Miners continue rallying, with only a mild consolidation on Tuesday. The HUI is up 3.76% to 246.6, making HUI/Gold firm to 0.187. You find updated graphs on the gold miner pulse blog page.
With two shortened trading weeks, there is no Friday update of the contributor driven Explorer & Junior miner spreadsheet . Next update will follow on Friday, July 8.
Since its introduction on the list on Dec 30, 2015 Reservoir Minerals turned out to be the major hit on the list, more than doubling over its six months track record. On June 23, the deal with Nevsun Resources (NSU) has been finalized. NSU pays in a combined share / cash deal: RMC shareholders receive two NSU shares + C$2.00 per RMC share. Using the last available NSU share price of C$3.93 at the July 4 close, this values the RMC shares to C$9.86. We exit our position at that price and move the line over to the 'successful exits' Tab of the spreadsheet. That will deteriorate the current result, but won't affect the global result including exits/exiles as mentioned at the bottom of the spreadsheet.

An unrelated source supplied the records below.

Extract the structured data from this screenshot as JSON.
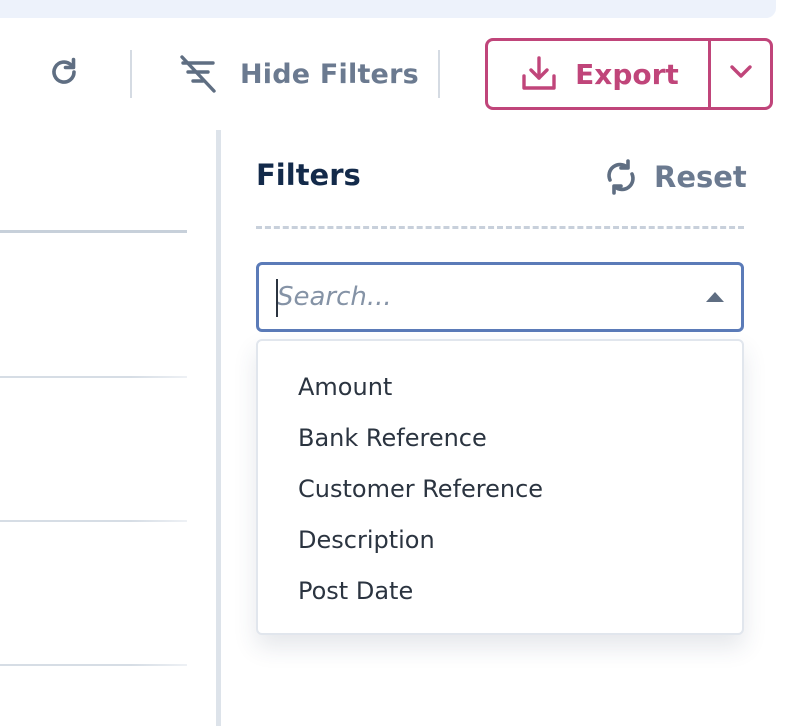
{
  "toolbar": {
    "refresh_icon": "refresh-icon",
    "hide_filters": {
      "label": "Hide Filters",
      "icon": "filter-off-icon"
    },
    "export": {
      "label": "Export",
      "icon": "download-icon",
      "toggle_icon": "chevron-down-icon"
    }
  },
  "filters_panel": {
    "title": "Filters",
    "reset": {
      "label": "Reset",
      "icon": "sync-icon"
    },
    "search": {
      "placeholder": "Search...",
      "value": "",
      "toggle_icon": "caret-up-icon"
    },
    "options": [
      "Amount",
      "Bank Reference",
      "Customer Reference",
      "Description",
      "Post Date"
    ]
  },
  "colors": {
    "accent": "#c0457a",
    "focus_border": "#5b7bb8",
    "title": "#132a4a",
    "muted": "#6b7a90",
    "top_strip": "#edf2fb"
  }
}
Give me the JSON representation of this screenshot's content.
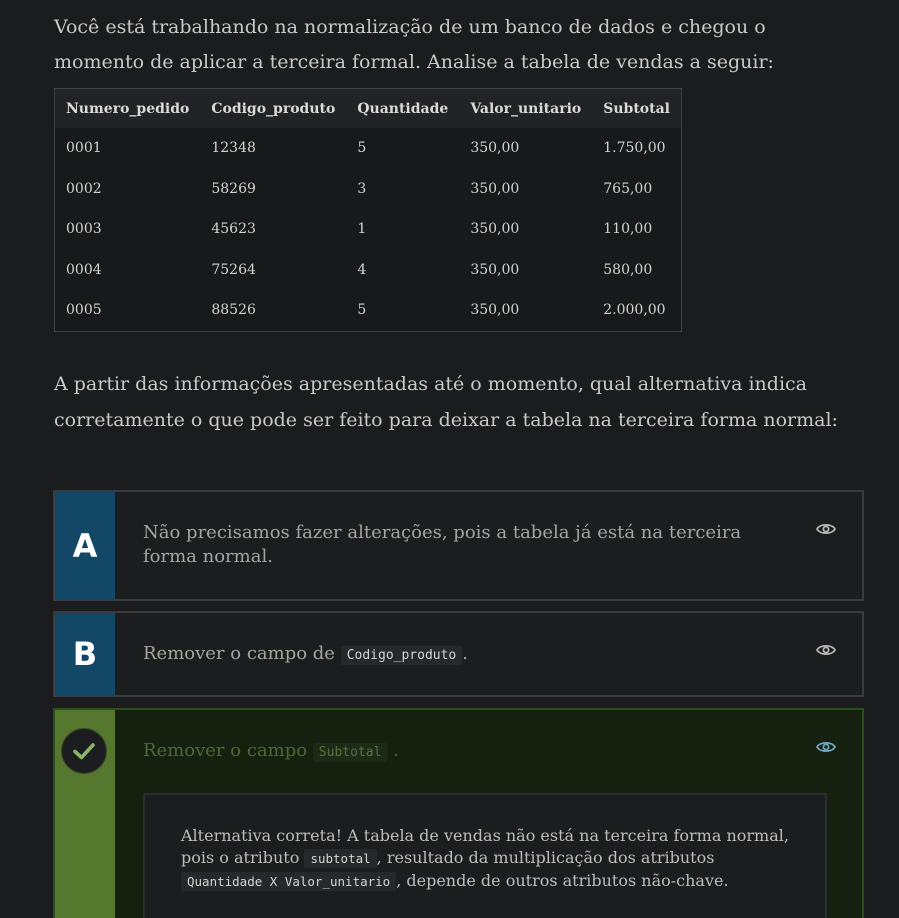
{
  "intro": {
    "line1": "Você está trabalhando na normalização de um banco de dados e chegou o",
    "line2": "momento de aplicar a terceira formal. Analise a tabela de vendas a seguir:"
  },
  "table": {
    "headers": [
      "Numero_pedido",
      "Codigo_produto",
      "Quantidade",
      "Valor_unitario",
      "Subtotal"
    ],
    "rows": [
      [
        "0001",
        "12348",
        "5",
        "350,00",
        "1.750,00"
      ],
      [
        "0002",
        "58269",
        "3",
        "350,00",
        "765,00"
      ],
      [
        "0003",
        "45623",
        "1",
        "350,00",
        "110,00"
      ],
      [
        "0004",
        "75264",
        "4",
        "350,00",
        "580,00"
      ],
      [
        "0005",
        "88526",
        "5",
        "350,00",
        "2.000,00"
      ]
    ]
  },
  "question": {
    "line1": "A partir das informações apresentadas até o momento, qual alternativa indica",
    "line2": "corretamente o que pode ser feito para deixar a tabela na terceira forma normal:"
  },
  "options": {
    "a": {
      "letter": "A",
      "text": "Não precisamos fazer alterações, pois a tabela já está na terceira forma normal."
    },
    "b": {
      "letter": "B",
      "text_before": "Remover o campo de",
      "code": "Codigo_produto",
      "text_after": "."
    },
    "c": {
      "text_before": "Remover o campo",
      "code": "Subtotal",
      "text_after": ".",
      "feedback": {
        "part1": "Alternativa correta! A tabela de vendas não está na terceira forma normal, pois o atributo",
        "code1": "subtotal",
        "part2": ", resultado da multiplicação dos atributos",
        "code2": "Quantidade X Valor_unitario",
        "part3": ", depende de outros atributos não-chave."
      }
    }
  },
  "colors": {
    "letter_bg": "#124766",
    "correct_bg": "#56772e",
    "correct_text": "#4c6a35",
    "eye_correct": "#6fa7c2"
  },
  "icons": {
    "eye": "eye-icon",
    "check": "check-icon"
  }
}
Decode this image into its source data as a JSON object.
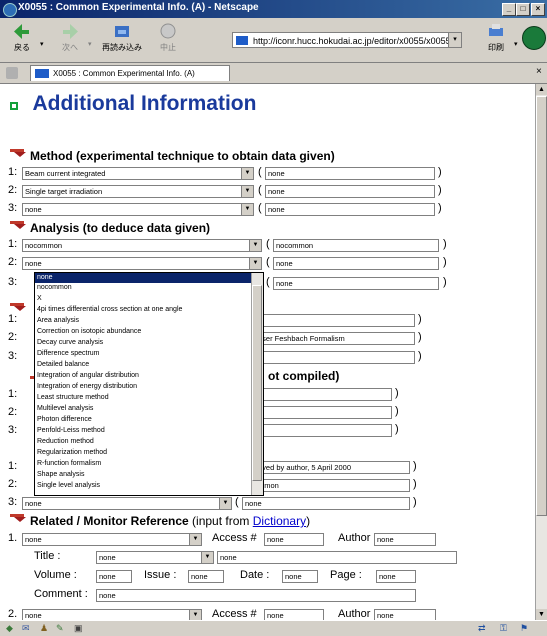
{
  "window": {
    "title": "X0055 : Common Experimental Info. (A) - Netscape",
    "minimize": "_",
    "maximize": "□",
    "close": "×"
  },
  "toolbar": {
    "back": "戻る",
    "forward": "次へ",
    "reload": "再読み込み",
    "stop": "中止",
    "print": "印刷",
    "url": "http://iconr.hucc.hokudai.ac.jp/editor/x0055/x0055-0a"
  },
  "tab": {
    "label": "X0055 : Common Experimental Info. (A)",
    "close": "×"
  },
  "page": {
    "title": "Additional Information",
    "method": {
      "heading": "Method (experimental technique to obtain data given)",
      "rows": [
        {
          "num": "1:",
          "select": "Beam current integrated",
          "input": "none"
        },
        {
          "num": "2:",
          "select": "Single target irradiation",
          "input": "none"
        },
        {
          "num": "3:",
          "select": "none",
          "input": "none"
        }
      ]
    },
    "analysis": {
      "heading": "Analysis (to deduce data given)",
      "rows": [
        {
          "num": "1:",
          "select": "nocommon",
          "input": "nocommon"
        },
        {
          "num": "2:",
          "select": "none",
          "input": "none"
        },
        {
          "num": "3:",
          "select": "",
          "input": "none"
        }
      ]
    },
    "hidden_rows": [
      {
        "num": "1:",
        "input": "e"
      },
      {
        "num": "2:",
        "input": "user Feshbach Formalism"
      },
      {
        "num": "3:",
        "input": "e"
      }
    ],
    "hidden_heading": "ot compiled)",
    "hidden_rows2": [
      {
        "num": "1:",
        "input": ""
      },
      {
        "num": "2:",
        "input": ""
      },
      {
        "num": "3:",
        "input": ""
      }
    ],
    "status_section": {
      "rows": [
        {
          "num": "1:",
          "input": "oved by author, 5 April 2000"
        },
        {
          "num": "2:",
          "input": "mmon"
        },
        {
          "num": "3:",
          "select": "none",
          "input": "none"
        }
      ]
    },
    "dropdown_options": [
      "none",
      "nocommon",
      "X",
      "4pi times differential cross section at one angle",
      "Area analysis",
      "Correction on isotopic abundance",
      "Decay curve analysis",
      "Difference spectrum",
      "Detailed balance",
      "Integration of angular distribution",
      "Integration of energy distribution",
      "Least structure method",
      "Multilevel analysis",
      "Photon difference",
      "Penfold-Leiss method",
      "Reduction method",
      "Regularization method",
      "R-function formalism",
      "Shape analysis",
      "Single level analysis"
    ],
    "related": {
      "heading": "Related / Monitor Reference",
      "heading_note": "(input from",
      "heading_link": "Dictionary",
      "heading_close": ")",
      "access_label": "Access #",
      "author_label": "Author",
      "title_label": "Title :",
      "volume_label": "Volume :",
      "issue_label": "Issue :",
      "date_label": "Date :",
      "page_label": "Page :",
      "comment_label": "Comment :",
      "entry1": {
        "num": "1.",
        "select": "none",
        "access": "none",
        "author": "none",
        "title_select": "none",
        "title_input": "none",
        "volume": "none",
        "issue": "none",
        "date": "none",
        "page": "none",
        "comment": "none"
      },
      "entry2": {
        "num": "2.",
        "select": "none",
        "access": "none",
        "author": "none"
      }
    }
  }
}
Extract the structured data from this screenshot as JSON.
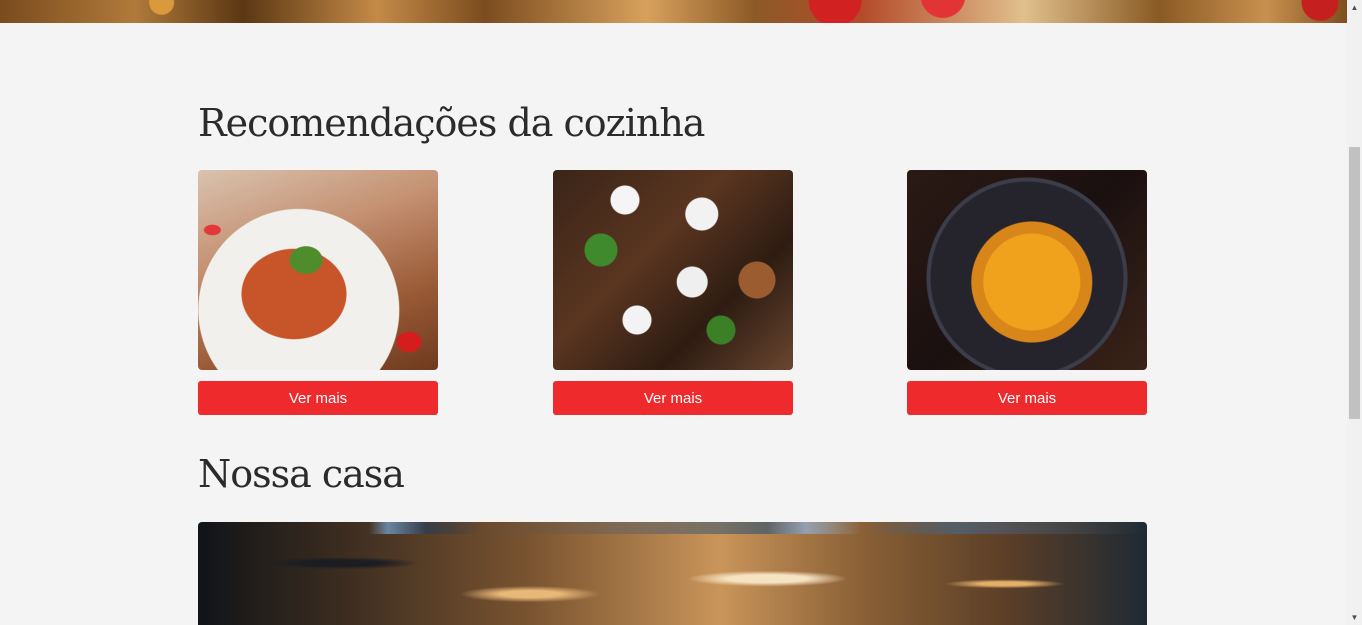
{
  "sections": {
    "recommendations_title": "Recomendações da cozinha",
    "house_title": "Nossa casa"
  },
  "recommendations": [
    {
      "image": "lasagna-photo",
      "button_label": "Ver mais"
    },
    {
      "image": "meat-dish-photo",
      "button_label": "Ver mais"
    },
    {
      "image": "pasta-bowl-photo",
      "button_label": "Ver mais"
    }
  ],
  "house": {
    "image": "restaurant-interior-photo"
  },
  "colors": {
    "accent": "#ee2a2d",
    "background": "#f4f4f4",
    "title": "#2b2b2b"
  },
  "icons": {
    "scroll_up": "chevron-up-icon",
    "scroll_down": "chevron-down-icon"
  }
}
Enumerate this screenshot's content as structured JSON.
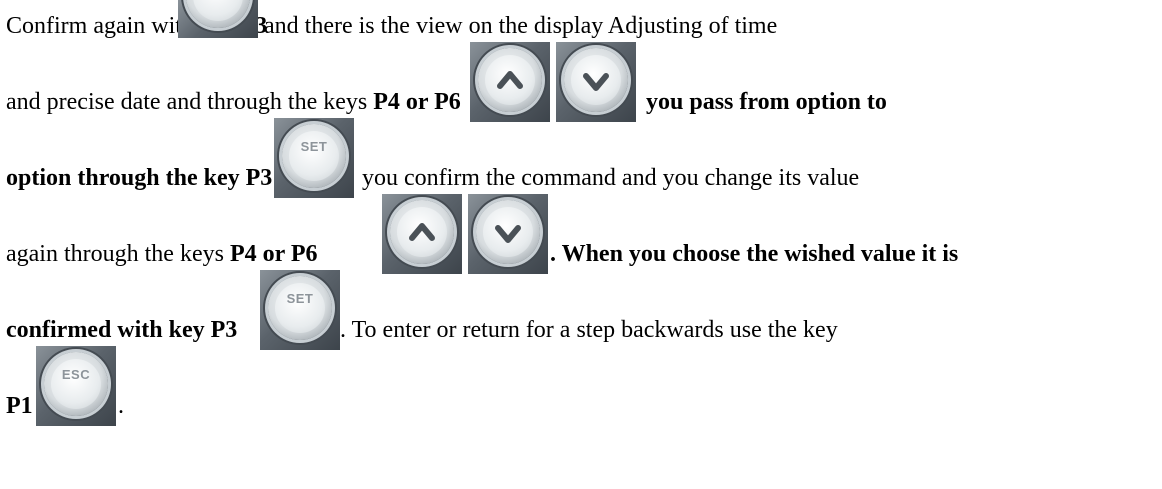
{
  "line1": {
    "t1": "Confirm again with key ",
    "b1": "P3",
    "t2": " and there is the view on the display Adjusting of  time"
  },
  "line2": {
    "t1": "and precise date and through the keys ",
    "b1": "P4 or P6",
    "b2": "you pass from  option to"
  },
  "line3": {
    "b1": "option through the key P3",
    "t1": "you confirm the command and you change its value"
  },
  "line4": {
    "t1": "again through the keys ",
    "b1": "P4 or P6",
    "b2": ". When you choose the wished value it is"
  },
  "line5": {
    "b1": "confirmed with key P3",
    "t1": ". To enter or return for a step backwards use the key"
  },
  "line6": {
    "b1": "P1",
    "t1": "."
  },
  "keys": {
    "set_label": "SET",
    "esc_label": "ESC",
    "up_icon": "arrow-up-icon",
    "down_icon": "arrow-down-icon"
  }
}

As a replacement on the list, I may consider Osisko Mining (OSK), this is the earlier Oban Mining, an explorer/developer. You find a short introduction in following article: Oban Mining to become Osisko 2.0. Any other suggestions? Keep Nevsun?